From Wall Street to Main Street, John Brooks, longtime contributor to the New Yorker, brings to life in vivid fashion twelve classic and timeless tales of corporate and financial life in AmericaWhat do the $350 million Ford Motor Company disaster known as the Edsel, the fast and incredible rise of Xerox, and the unbelievable scandals at General Electric and Texas Gulf Sulphur have in common? Each is an example of how an iconic company was defined by a particular moment of fame or notoriety; these notable and fascinating accounts are as relevant today to understanding the intricacies of corporate life as they were when the events happened.Stories about Wall Street are infused with drama and adventure and reveal the machinations and volatile nature of the world of finance. John Brooks's insightful reportage is so full of personality and critical detail that whether he is looking at the astounding market crash of 1962, the collapse of a well-known brokerage firm, or the bold attempt by American bankers to save the British pound, one gets the sense that history repeats itself.Five additional stories on equally fascinating subjects round out this wonderful collection that will both entertain and inform readers . . . Business Adventures is truly financial journalism at its liveliest and best.

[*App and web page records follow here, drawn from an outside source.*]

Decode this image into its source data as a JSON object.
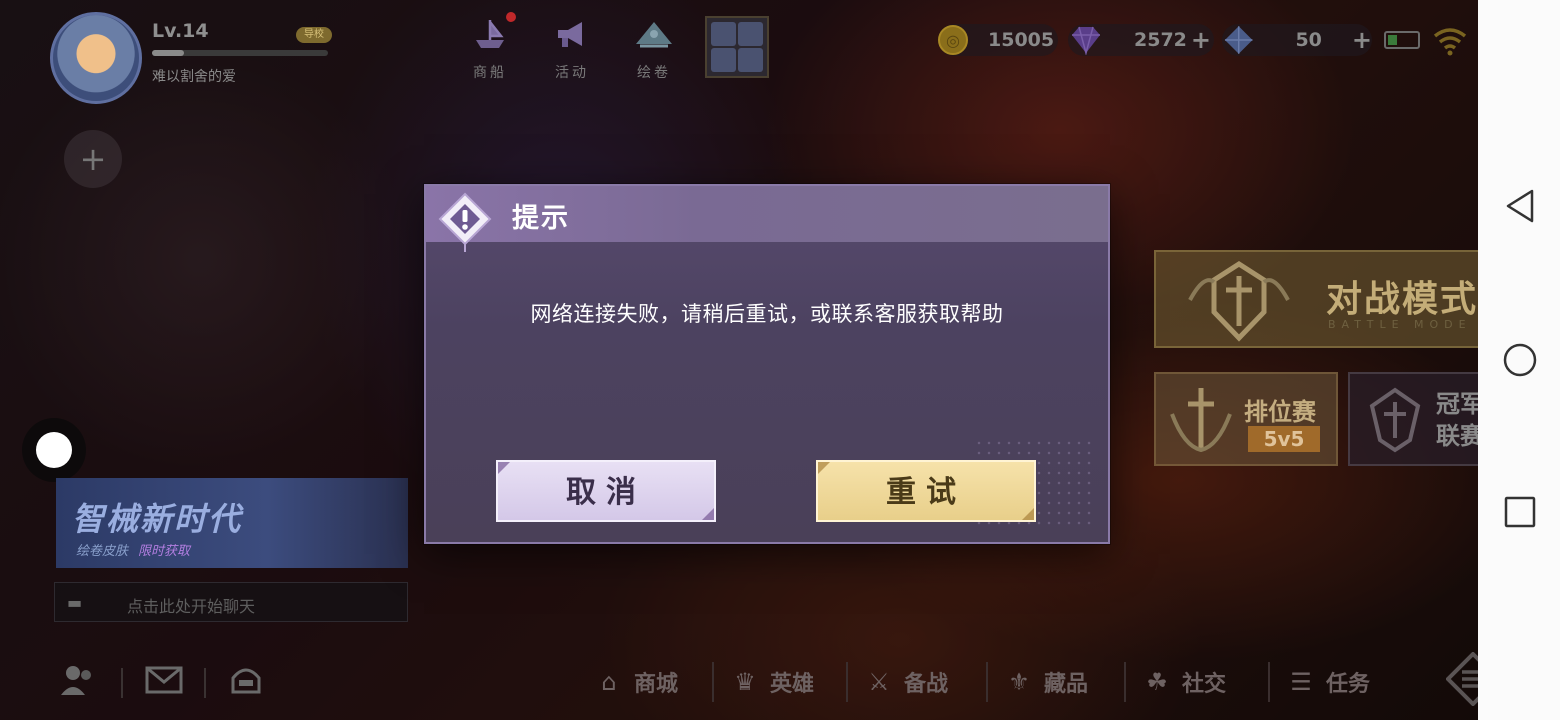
{
  "profile": {
    "level": "Lv.14",
    "level_badge": "导校",
    "nickname": "难以割舍的爱",
    "xp_progress_percent": 18
  },
  "top_menu": [
    {
      "label": "商船",
      "icon": "ship-icon"
    },
    {
      "label": "活动",
      "icon": "megaphone-icon"
    },
    {
      "label": "绘卷",
      "icon": "scroll-icon"
    }
  ],
  "currency": {
    "gold": "15005",
    "diamond": "2572",
    "crystal": "50"
  },
  "modal": {
    "title": "提示",
    "message": "网络连接失败，请稍后重试，或联系客服获取帮助",
    "cancel_label": "取消",
    "retry_label": "重试"
  },
  "battle": {
    "mode_title": "对战模式",
    "mode_subtitle": "BATTLE MODE",
    "ranked_title": "排位赛",
    "ranked_mode": "5v5",
    "league_title": "冠军联赛"
  },
  "banner": {
    "title": "智械新时代",
    "subtitle": "绘卷皮肤",
    "highlight": "限时获取"
  },
  "chat": {
    "placeholder": "点击此处开始聊天"
  },
  "bottom_nav": [
    {
      "label": "商城",
      "icon": "shop-icon"
    },
    {
      "label": "英雄",
      "icon": "hero-icon"
    },
    {
      "label": "备战",
      "icon": "prepare-icon"
    },
    {
      "label": "藏品",
      "icon": "collection-icon"
    },
    {
      "label": "社交",
      "icon": "social-icon"
    },
    {
      "label": "任务",
      "icon": "task-icon"
    }
  ],
  "colors": {
    "modal_bg": "#4c4260",
    "modal_header": "#8a74a8",
    "cancel_button": "#e0d6f0",
    "retry_button": "#f2dc9e"
  }
}
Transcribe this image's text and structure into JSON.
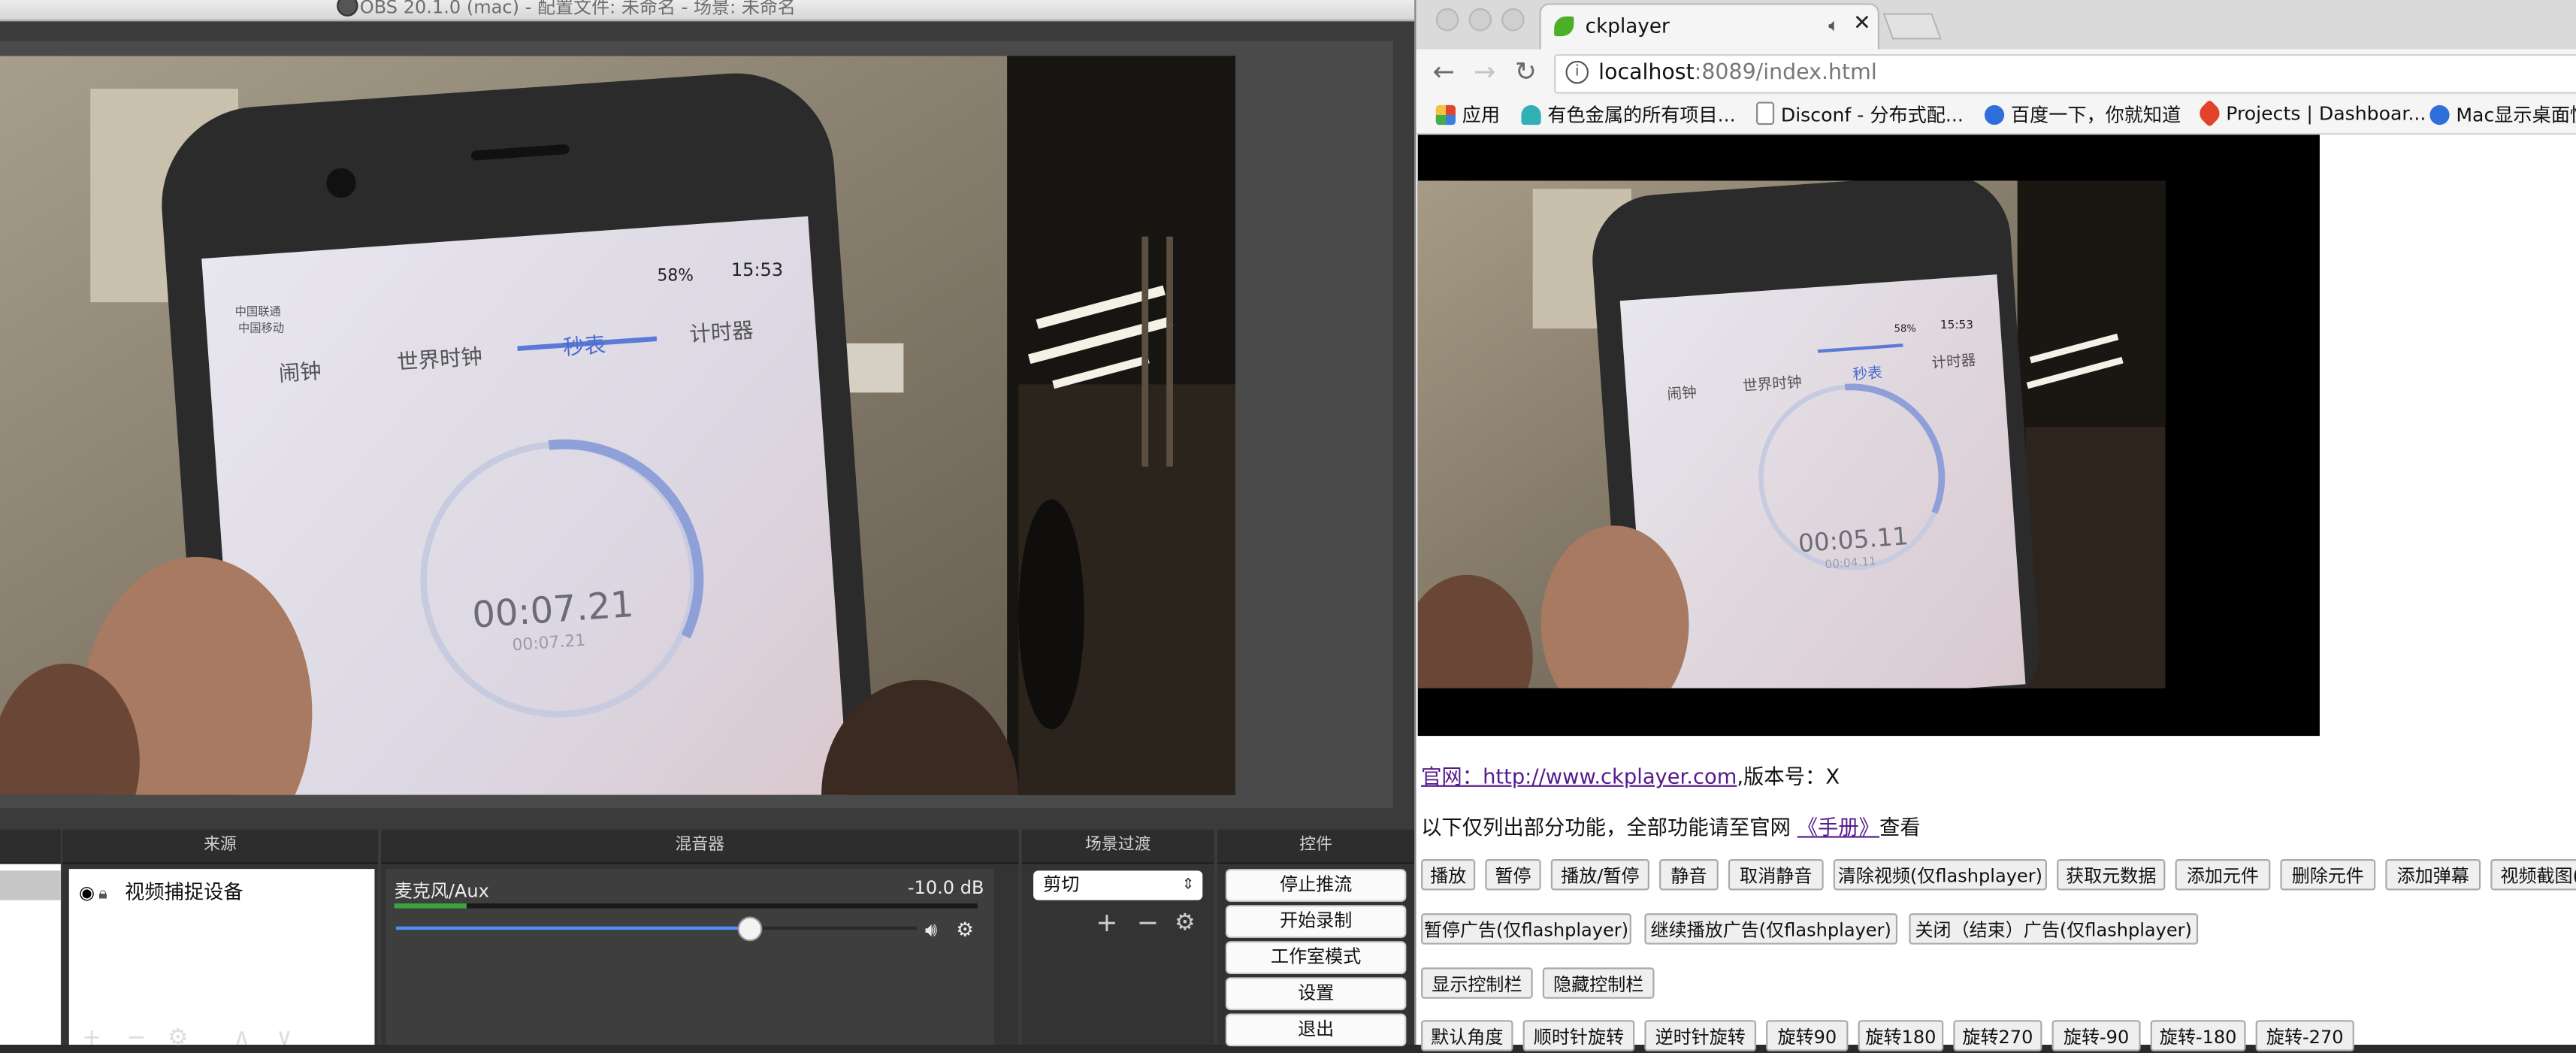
{
  "obs": {
    "title": "OBS 20.1.0 (mac) - 配置文件: 未命名 - 场景: 未命名",
    "panels": {
      "sources_header": "来源",
      "mixer_header": "混音器",
      "transitions_header": "场景过渡",
      "controls_header": "控件"
    },
    "preview_phone": {
      "status_time": "15:53",
      "battery": "58%",
      "carrier1": "中国联通",
      "carrier2": "中国移动",
      "tabs": [
        "闹钟",
        "世界时钟",
        "秒表",
        "计时器"
      ],
      "stopwatch": "00:07.21",
      "stopwatch_small": "00:07.21"
    },
    "sources": [
      {
        "label": "视频捕捉设备"
      }
    ],
    "mixer": {
      "channel": "麦克风/Aux",
      "level": "-10.0 dB",
      "volume_fraction": 0.68
    },
    "transition": {
      "selected": "剪切"
    },
    "controls": [
      "停止推流",
      "开始录制",
      "工作室模式",
      "设置",
      "退出"
    ]
  },
  "chrome": {
    "tab_title": "ckplayer",
    "url_host": "localhost",
    "url_rest": ":8089/index.html",
    "bookmarks": [
      {
        "label": "应用",
        "icon": "apps-grid-icon",
        "color": "#e3442c"
      },
      {
        "label": "有色金属的所有项目...",
        "icon": "project-icon",
        "color": "#31b0b5"
      },
      {
        "label": "Disconf - 分布式配...",
        "icon": "page-icon",
        "color": "#888888"
      },
      {
        "label": "百度一下，你就知道",
        "icon": "baidu-paw-icon",
        "color": "#2f6fdc"
      },
      {
        "label": "Projects | Dashboar...",
        "icon": "gitlab-icon",
        "color": "#e2432a"
      },
      {
        "label": "Mac显示桌面快",
        "icon": "baidu-paw-icon",
        "color": "#2f6fdc"
      }
    ],
    "video_phone": {
      "status_time": "15:53",
      "battery": "58%",
      "tabs": [
        "闹钟",
        "世界时钟",
        "秒表",
        "计时器"
      ],
      "stopwatch": "00:05.11",
      "stopwatch_small": "00:04.11"
    },
    "page": {
      "site_label": "官网：",
      "site_link": "http://www.ckplayer.com",
      "version_text": ",版本号：X",
      "feature_prefix": "以下仅列出部分功能，全部功能请至官网",
      "manual_link": "《手册》",
      "feature_suffix": "查看",
      "row1": [
        "播放",
        "暂停",
        "播放/暂停",
        "静音",
        "取消静音",
        "清除视频(仅flashplayer)",
        "获取元数据",
        "添加元件",
        "删除元件",
        "添加弹幕",
        "视频截图(仅"
      ],
      "row2": [
        "暂停广告(仅flashplayer)",
        "继续播放广告(仅flashplayer)",
        "关闭（结束）广告(仅flashplayer)"
      ],
      "row3": [
        "显示控制栏",
        "隐藏控制栏"
      ],
      "row4": [
        "默认角度",
        "顺时针旋转",
        "逆时针旋转",
        "旋转90",
        "旋转180",
        "旋转270",
        "旋转-90",
        "旋转-180",
        "旋转-270"
      ]
    }
  }
}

The relentless pursuit of industrial efficiency no longer yields the profits it once did because it requires a level of business predictability that no longer exists. Instead, the Internet and global video and telecom systems provide a massive and continuous flow of data that causes the whole world to behave like a giant stock market, with all the volatility and uncertainty that goes along with such markets. Responsiveness now trumps efficiency.By being responsive to the evolving needs and desires of specific groups of customers, companies can wrap their products and services in a tailored blanket of value-added services to consistently earn an additional four percent or more gross margin than they would otherwise earn for the product or service alone. This customer and market specialization is the most promising and the most sustainable source of profits in our fluid, real-time economy.Part of the Microsoft Executive Leadership Series, Sustainable Prosperity discusses the three fundamental process loops that drive an agile enterprise and how they work together to deliver the responsiveness that generates profits in a high-change economy. Providing strategies for innovative and pragmatic use of people, process, and technology to drive operations in an agile enterprise, this book reveals the principles of the agile enterprise, backed by real-world case studies from the author's own experience.Michael Hugos is a speaker, writer, and practitioner in IT and business agility, and agile system development methods. He writes a column for Computerworld and a blog titled "Doing Business in Real Time" for CIO magazine.